WHAT IS BEING ASKED
A single number is the answer: the count of lines in these records with "png图片" in them.

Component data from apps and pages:
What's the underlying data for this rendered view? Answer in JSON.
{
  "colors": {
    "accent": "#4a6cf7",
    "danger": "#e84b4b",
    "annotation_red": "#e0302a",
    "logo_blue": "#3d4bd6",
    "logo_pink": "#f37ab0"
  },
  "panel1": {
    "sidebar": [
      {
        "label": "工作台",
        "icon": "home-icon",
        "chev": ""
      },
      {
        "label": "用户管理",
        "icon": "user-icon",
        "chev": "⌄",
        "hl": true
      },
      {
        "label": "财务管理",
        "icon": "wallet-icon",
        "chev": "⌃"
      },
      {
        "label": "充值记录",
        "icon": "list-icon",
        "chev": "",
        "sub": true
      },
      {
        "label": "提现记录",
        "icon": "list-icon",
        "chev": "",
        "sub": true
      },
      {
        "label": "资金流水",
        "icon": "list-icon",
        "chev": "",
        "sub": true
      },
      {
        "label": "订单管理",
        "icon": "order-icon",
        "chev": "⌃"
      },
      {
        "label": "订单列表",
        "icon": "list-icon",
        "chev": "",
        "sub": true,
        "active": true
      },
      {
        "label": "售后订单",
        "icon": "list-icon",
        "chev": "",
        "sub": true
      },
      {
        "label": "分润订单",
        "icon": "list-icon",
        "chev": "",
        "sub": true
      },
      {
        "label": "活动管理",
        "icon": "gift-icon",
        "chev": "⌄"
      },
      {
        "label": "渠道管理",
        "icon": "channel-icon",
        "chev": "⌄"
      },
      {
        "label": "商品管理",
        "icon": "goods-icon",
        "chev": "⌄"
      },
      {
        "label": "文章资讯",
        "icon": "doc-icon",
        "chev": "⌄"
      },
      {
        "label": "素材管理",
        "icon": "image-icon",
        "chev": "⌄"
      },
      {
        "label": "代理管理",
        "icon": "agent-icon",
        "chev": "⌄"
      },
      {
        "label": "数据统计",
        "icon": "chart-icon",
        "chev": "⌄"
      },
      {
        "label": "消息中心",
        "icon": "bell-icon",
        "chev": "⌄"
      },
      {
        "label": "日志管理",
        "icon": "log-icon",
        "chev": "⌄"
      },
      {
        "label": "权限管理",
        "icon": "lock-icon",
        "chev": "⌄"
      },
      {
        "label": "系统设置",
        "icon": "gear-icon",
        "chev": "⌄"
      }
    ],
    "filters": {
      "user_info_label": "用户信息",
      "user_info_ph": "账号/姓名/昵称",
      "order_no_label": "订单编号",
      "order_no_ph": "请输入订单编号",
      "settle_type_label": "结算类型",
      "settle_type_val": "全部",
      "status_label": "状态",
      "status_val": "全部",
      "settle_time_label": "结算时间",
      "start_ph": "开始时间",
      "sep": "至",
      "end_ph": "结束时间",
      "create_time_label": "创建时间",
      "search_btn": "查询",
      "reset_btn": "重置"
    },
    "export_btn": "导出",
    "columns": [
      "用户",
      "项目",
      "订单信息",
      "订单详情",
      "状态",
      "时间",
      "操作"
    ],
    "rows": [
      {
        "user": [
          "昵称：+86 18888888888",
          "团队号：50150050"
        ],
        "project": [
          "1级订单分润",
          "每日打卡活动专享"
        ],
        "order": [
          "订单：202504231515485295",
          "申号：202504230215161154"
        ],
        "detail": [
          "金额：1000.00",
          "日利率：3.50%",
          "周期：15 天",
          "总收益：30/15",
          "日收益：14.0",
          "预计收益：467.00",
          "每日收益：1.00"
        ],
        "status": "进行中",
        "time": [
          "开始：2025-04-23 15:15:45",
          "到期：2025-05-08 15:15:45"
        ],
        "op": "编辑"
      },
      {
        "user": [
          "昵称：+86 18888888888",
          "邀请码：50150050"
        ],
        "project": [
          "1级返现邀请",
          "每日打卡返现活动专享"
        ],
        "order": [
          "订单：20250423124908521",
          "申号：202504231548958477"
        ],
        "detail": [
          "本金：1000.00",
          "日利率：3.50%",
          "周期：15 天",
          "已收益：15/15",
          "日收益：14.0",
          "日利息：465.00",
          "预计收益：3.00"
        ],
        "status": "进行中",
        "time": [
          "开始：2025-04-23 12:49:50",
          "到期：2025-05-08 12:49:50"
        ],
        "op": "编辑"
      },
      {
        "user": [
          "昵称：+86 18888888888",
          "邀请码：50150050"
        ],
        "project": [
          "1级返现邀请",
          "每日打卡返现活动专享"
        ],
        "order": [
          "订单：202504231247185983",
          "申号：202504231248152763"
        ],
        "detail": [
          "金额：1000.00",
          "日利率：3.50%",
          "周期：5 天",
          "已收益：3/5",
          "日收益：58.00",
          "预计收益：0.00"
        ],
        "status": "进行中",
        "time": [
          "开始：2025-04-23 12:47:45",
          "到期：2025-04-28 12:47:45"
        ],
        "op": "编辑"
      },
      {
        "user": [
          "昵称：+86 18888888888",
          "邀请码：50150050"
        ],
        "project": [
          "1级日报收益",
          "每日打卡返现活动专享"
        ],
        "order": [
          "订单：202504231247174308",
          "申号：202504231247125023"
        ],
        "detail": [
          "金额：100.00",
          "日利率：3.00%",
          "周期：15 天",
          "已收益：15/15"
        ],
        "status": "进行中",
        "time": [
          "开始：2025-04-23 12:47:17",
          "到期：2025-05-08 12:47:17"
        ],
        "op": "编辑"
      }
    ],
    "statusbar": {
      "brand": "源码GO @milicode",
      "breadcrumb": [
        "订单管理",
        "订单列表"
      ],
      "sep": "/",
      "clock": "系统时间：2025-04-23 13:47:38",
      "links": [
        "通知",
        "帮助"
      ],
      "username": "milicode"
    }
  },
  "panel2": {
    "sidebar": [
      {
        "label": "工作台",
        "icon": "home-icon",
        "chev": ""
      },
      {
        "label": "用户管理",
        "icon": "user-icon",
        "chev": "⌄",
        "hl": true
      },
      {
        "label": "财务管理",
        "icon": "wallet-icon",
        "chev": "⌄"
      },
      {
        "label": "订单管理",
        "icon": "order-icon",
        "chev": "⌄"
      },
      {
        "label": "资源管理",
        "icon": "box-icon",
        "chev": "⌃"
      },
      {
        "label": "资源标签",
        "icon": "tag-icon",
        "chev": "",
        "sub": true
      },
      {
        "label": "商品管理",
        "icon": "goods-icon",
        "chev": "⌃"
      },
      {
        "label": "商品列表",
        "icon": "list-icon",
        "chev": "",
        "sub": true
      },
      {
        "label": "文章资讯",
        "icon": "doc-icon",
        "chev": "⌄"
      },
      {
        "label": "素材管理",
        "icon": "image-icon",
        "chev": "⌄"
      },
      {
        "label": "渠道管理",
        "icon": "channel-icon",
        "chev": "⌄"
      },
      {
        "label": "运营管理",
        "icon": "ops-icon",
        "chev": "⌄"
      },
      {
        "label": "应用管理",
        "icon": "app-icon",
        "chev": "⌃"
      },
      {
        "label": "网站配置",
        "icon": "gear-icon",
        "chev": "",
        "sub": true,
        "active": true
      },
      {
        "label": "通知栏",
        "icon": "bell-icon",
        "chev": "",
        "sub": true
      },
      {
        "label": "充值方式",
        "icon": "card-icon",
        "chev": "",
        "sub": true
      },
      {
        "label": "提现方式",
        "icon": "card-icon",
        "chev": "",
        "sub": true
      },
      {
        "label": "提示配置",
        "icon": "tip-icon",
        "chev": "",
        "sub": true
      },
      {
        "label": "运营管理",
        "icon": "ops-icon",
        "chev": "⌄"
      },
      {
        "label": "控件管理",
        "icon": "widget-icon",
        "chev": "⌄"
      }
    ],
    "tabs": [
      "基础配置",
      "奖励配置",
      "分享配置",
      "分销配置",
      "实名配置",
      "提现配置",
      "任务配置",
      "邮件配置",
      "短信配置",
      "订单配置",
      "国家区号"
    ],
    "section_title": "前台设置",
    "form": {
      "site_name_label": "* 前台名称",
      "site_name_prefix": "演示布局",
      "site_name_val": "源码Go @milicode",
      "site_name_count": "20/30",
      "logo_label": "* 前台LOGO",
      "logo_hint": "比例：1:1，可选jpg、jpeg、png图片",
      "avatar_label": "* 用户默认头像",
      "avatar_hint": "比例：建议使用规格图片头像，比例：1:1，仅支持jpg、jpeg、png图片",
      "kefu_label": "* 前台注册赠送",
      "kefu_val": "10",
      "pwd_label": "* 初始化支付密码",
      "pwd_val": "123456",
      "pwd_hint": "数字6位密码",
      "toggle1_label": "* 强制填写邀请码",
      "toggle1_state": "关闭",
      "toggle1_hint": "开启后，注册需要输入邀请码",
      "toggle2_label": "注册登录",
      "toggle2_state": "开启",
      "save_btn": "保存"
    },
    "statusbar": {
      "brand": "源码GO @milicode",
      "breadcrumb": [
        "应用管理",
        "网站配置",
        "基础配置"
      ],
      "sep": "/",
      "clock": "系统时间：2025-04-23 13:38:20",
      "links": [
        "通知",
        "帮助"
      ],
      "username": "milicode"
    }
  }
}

SOLUTION
2